◆ Your goal
Using the data below, show every line where the word "desktop" occurs.

◆ Material provided
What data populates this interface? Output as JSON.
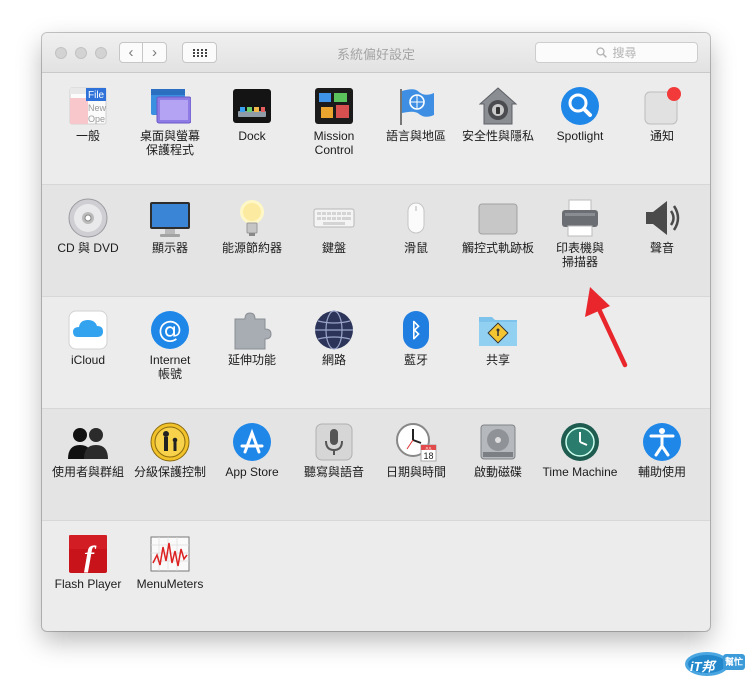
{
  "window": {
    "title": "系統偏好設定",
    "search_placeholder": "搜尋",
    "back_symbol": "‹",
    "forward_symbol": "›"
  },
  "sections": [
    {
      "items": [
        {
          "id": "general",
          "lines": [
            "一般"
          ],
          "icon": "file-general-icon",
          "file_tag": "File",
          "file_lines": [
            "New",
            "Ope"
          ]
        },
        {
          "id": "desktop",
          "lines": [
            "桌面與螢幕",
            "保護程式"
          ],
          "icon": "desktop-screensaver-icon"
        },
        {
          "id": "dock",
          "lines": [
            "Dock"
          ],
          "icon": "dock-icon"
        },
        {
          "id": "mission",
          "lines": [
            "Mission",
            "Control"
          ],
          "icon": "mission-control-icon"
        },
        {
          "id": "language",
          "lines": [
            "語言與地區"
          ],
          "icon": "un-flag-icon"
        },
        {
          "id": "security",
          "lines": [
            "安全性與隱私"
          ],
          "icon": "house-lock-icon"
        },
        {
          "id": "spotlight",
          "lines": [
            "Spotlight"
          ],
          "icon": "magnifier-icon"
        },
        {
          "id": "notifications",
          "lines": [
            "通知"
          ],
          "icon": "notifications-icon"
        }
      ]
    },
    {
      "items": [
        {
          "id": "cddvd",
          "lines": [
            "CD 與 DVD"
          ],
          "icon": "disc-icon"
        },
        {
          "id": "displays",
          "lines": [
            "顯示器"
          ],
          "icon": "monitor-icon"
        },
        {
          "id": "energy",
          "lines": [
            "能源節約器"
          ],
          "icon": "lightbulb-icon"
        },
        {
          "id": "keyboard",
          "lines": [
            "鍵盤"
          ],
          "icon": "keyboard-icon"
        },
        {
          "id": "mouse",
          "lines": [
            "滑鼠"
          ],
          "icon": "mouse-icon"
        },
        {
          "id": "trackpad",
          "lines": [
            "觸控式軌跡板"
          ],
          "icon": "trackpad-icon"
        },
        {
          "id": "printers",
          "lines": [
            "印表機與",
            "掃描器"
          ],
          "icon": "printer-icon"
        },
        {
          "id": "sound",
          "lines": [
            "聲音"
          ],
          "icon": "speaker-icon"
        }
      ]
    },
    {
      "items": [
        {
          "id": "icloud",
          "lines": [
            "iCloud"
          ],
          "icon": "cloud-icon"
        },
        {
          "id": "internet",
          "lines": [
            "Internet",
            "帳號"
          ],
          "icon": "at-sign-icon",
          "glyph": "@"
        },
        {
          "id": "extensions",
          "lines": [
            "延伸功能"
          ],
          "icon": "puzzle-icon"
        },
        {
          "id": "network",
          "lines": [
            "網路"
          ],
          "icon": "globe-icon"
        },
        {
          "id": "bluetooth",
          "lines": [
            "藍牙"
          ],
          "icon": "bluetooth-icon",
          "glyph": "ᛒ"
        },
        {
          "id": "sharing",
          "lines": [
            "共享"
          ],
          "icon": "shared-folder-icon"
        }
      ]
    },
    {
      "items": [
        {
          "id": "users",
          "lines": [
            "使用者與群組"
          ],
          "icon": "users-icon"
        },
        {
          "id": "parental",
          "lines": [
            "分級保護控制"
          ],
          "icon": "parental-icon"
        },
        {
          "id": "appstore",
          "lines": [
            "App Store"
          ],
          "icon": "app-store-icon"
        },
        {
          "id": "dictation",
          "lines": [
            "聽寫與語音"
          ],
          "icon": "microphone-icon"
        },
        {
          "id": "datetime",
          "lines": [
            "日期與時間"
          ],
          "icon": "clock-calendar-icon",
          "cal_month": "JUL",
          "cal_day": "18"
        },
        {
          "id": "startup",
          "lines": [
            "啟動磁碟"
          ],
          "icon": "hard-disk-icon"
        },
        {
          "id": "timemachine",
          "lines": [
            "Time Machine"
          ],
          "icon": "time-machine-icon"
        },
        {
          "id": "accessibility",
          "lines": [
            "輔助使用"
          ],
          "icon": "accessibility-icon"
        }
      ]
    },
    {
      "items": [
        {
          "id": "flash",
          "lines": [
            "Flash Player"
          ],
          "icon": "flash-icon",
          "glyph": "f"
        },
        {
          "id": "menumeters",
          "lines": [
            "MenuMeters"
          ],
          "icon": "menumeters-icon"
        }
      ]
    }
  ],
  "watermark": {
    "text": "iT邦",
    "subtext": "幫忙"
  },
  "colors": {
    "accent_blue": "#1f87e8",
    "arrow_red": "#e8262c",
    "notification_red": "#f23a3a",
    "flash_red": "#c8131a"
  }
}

◆ Exercise response
          "id": "desktop",
          "icon": "desktop-screensaver-icon"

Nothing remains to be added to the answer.